▸ PROBLEM TO WORK ON:
Copy each line from the entries that the word "What" appears in.

▸ RECORDS PROVIDED:
• • • • • • •

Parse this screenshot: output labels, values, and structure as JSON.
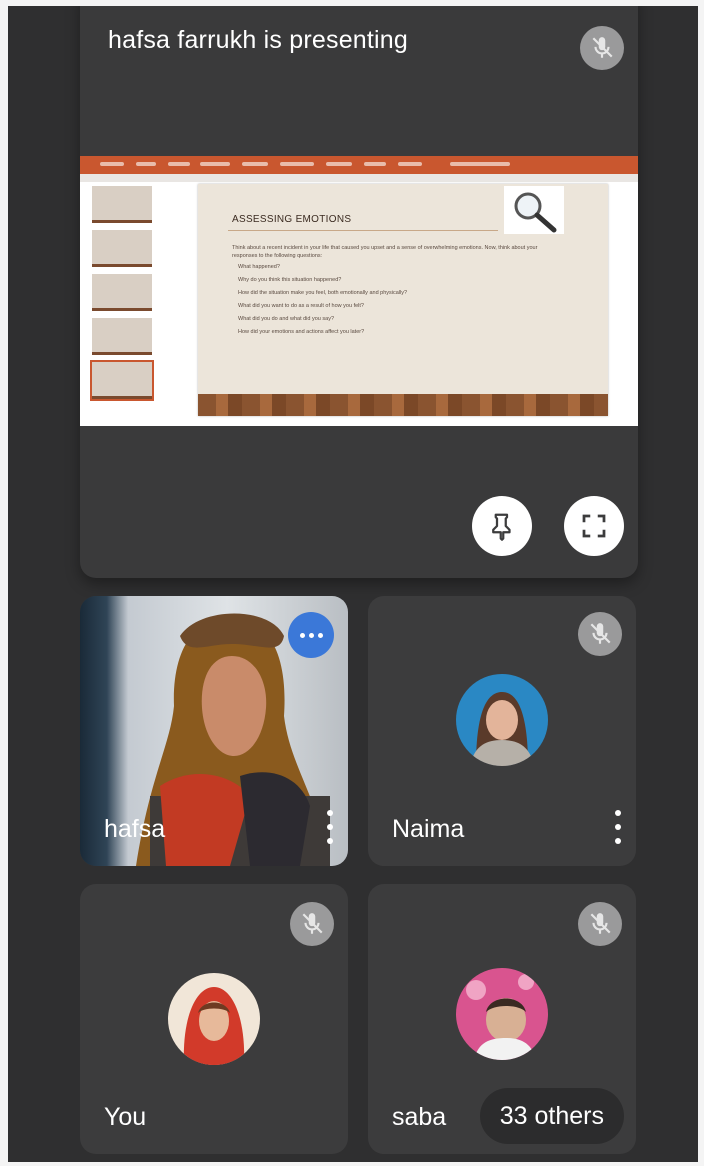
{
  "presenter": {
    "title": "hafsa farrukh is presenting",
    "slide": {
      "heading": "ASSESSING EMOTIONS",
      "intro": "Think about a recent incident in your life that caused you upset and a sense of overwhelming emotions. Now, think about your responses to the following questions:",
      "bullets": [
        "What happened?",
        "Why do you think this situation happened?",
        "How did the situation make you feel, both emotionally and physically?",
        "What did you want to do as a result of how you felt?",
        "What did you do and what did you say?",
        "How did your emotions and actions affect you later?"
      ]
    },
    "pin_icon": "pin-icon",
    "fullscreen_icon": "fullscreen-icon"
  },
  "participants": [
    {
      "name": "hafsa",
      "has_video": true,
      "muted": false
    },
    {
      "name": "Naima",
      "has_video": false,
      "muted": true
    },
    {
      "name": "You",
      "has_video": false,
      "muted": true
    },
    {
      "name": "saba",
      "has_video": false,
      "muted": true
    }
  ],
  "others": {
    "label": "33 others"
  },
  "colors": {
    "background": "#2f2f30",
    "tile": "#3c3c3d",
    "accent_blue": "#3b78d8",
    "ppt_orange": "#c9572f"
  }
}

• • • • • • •

▸ ANSWER FOR THE TASK:
        "What happened?",
        "What did you want to do as a result of how you felt?",
        "What did you do and what did you say?",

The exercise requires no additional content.